“Warsaw Chicago” is a reality show casting right now in the U.S. of A – and happily not sold to any TV network yet. It is supposed to portray a Polish family living in Chicago and to be, according to its website, a cross between “JERSEY SHORE” AND “THE REAL HOUSEWIVES”. Yayps.
Now this isn’t particularly Warsaw-related, but it has to do with the wider subject of stereotypes about immigrant communities. The show’s creators are looking for
a multi generational Chicago Polish family to show their life 24/7 and how the old school of thinking doesn’t always cross over with new school (ie. Dad is old fashioned immigrant ball busting cop or in position of power (ie CEO of company) or successful small business owner, etc.; Mom is traditional old fashioned housewife, daughters are dating someone they shouldn’t, son(s) on radar of court appearances, rehab, or sugar mommas, Cougars or MILFS, grandma and grandpa slinging Catholic prayers in Polish, etc, but if you don’t fit these categories exactly, please still send us what you have, who you are that is an interesting Polish Family.

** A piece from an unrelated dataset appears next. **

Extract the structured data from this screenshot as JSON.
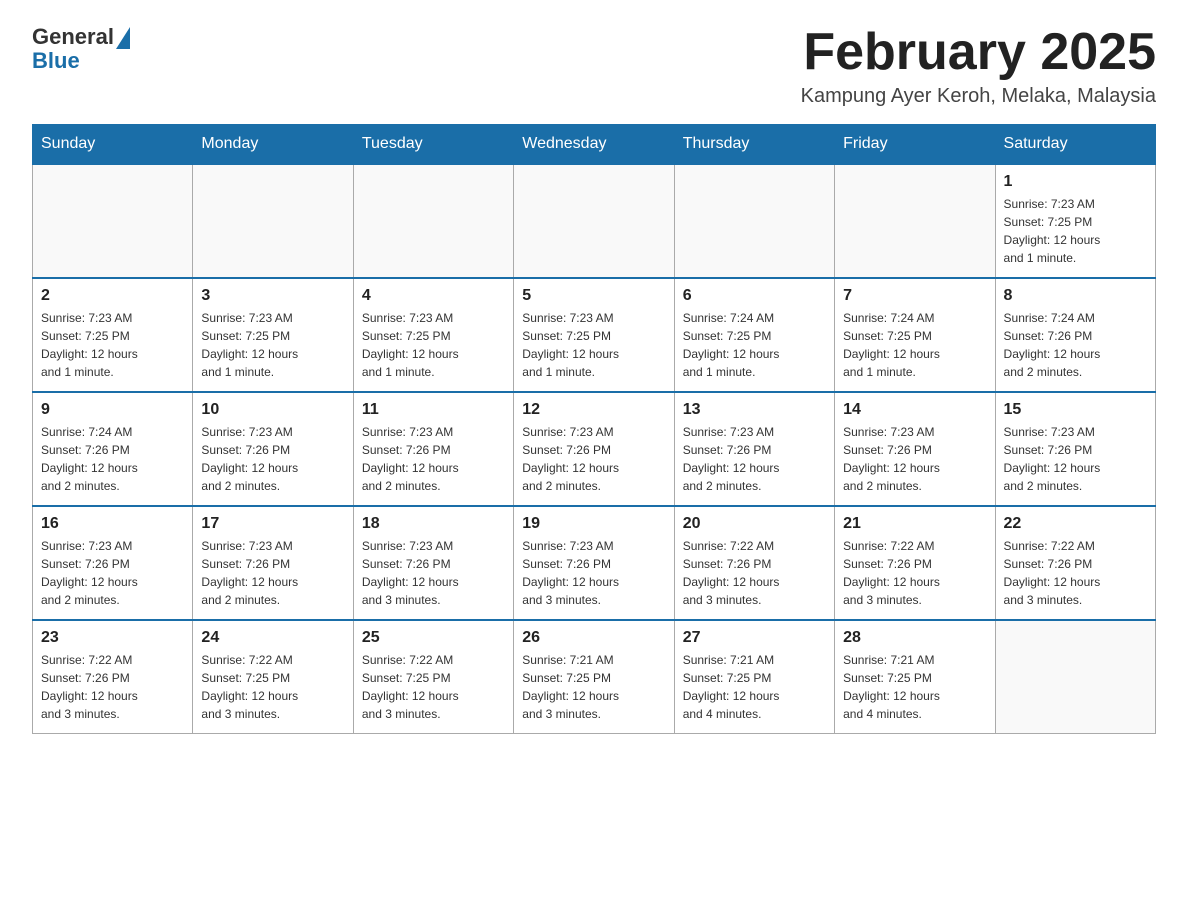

By education and at heart I am a sociologists and the thing I find interesting is not how (or why) such shows are being made, but why do people want to watch them? Why is would there be a social need to enforce stereotypes, which – as stereotypes tend to – often have some basis in reality (I’m sure there is a one old-fashioned housewife of Polish origin in the Chicago area), but other than that are no food for thought what so ever?

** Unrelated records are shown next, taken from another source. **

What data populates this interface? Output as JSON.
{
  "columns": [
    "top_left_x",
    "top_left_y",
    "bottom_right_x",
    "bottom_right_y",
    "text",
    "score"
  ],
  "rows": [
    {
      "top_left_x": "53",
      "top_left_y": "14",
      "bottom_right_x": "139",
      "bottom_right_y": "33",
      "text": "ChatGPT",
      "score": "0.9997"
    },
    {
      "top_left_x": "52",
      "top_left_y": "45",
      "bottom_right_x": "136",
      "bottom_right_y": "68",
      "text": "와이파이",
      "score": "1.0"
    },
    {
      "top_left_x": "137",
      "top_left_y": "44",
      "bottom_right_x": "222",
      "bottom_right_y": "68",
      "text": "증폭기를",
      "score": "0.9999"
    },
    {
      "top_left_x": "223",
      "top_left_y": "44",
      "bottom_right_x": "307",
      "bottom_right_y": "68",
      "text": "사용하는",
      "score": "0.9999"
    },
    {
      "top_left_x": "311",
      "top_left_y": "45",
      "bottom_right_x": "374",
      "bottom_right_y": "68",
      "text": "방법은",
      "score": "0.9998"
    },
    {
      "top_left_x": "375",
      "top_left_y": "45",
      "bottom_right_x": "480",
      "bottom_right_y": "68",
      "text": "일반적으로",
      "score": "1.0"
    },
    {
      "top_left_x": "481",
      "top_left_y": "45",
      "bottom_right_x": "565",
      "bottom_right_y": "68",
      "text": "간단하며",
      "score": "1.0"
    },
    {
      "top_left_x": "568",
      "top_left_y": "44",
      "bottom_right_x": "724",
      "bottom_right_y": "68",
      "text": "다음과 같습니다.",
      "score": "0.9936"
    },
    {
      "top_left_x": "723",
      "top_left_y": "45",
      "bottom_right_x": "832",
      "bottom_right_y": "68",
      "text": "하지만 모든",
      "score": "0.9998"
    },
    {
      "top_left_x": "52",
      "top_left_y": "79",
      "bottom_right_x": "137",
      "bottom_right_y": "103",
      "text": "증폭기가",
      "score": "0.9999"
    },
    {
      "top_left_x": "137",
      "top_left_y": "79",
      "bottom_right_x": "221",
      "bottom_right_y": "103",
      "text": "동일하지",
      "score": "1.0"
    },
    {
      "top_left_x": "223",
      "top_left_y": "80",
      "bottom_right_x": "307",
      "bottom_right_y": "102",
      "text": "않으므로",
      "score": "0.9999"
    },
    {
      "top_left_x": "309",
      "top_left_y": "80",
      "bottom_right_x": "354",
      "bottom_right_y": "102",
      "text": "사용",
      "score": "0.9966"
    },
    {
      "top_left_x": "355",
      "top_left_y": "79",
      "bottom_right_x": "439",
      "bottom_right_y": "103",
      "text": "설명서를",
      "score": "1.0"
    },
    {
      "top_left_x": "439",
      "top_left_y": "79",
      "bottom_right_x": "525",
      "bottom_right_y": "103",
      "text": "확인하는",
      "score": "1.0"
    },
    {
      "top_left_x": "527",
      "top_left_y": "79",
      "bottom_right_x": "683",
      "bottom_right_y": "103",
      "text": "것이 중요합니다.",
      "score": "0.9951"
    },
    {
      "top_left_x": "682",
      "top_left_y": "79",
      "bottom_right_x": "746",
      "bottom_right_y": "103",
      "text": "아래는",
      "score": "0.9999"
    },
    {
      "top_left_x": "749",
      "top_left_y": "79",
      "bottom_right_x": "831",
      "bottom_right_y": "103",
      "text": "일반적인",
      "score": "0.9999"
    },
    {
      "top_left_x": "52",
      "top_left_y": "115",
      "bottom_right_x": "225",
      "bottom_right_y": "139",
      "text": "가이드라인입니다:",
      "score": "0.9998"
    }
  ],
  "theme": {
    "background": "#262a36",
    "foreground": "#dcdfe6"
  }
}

The fundamental problem with reality shows seems to be that no one “in their right mind” wants to participate (unless maybe it’s a somewhat documentary project in the vain of Channel 4’s 2008 production The Family). Participants are not chosen based on statistical representatives, but on their willingness to create drama in front of a TV camera. As a result Jersey Shore tells us nothing about common traits of people from New Jersey (or US citizens of Italian origin for that matter). Can a current viewership of Jersey Shore being about 9,5 million per episode (September 23rd rating according to tvbynumbers) tell us something about some parts of us tv audience aged 18-49?
The other problem is – how to extrapolate from a group of individuals to a community of emigrants, not to say the entire nation?
What are the characteristics of Poles? They drink a lot, for example.
According to the WHO the consumption of pure alcohol in liters per capita was at 13.3. This as average for adults (aged 15+), who form 84% of the nation. 25.8% of that have not drank alcohol in the last 12 months (at the time of sampling), the word average being about 13%. However according to PARPA, state agency dealing with alcohol related problems, 7,3% consumers account 46,1% of the total consumption. The other 53,9% is spread among the remaining 92,7%. The same agency estimates 2% of population is clinically addicted to alcohol.
This is not to argue the case one way or the other. But having been an immigrant myself I appreciate the force of stereotype. I have never been Polish until I moved to London. Polish origin does not set one apart from 38 million of other Poles. I also experienced next to none unpleasantries because of my nationality (other than several ‘Poles stealing our jobs’ comments and few ‘Go back to Poland’ uttered by drunken gentlemen after I refused their by-the-bar advances).
In case of emergency, breath, switch the telly off, go out there and take it back. At the end of the day Savage Chickens will see us through –
Doug Savage, author of the comics recommends: “For a really good cry, watch Jersey Shore while listening to Satie’s Gymnopédie #1 on repeat”.
I found the “Warsaw Chicago” story via Feet in 2 worlds, a rather compelling platform for immigrant stories with its own podcast. While it’s rather USA-centric, you might wanna check it out – if only to fight the stereotype.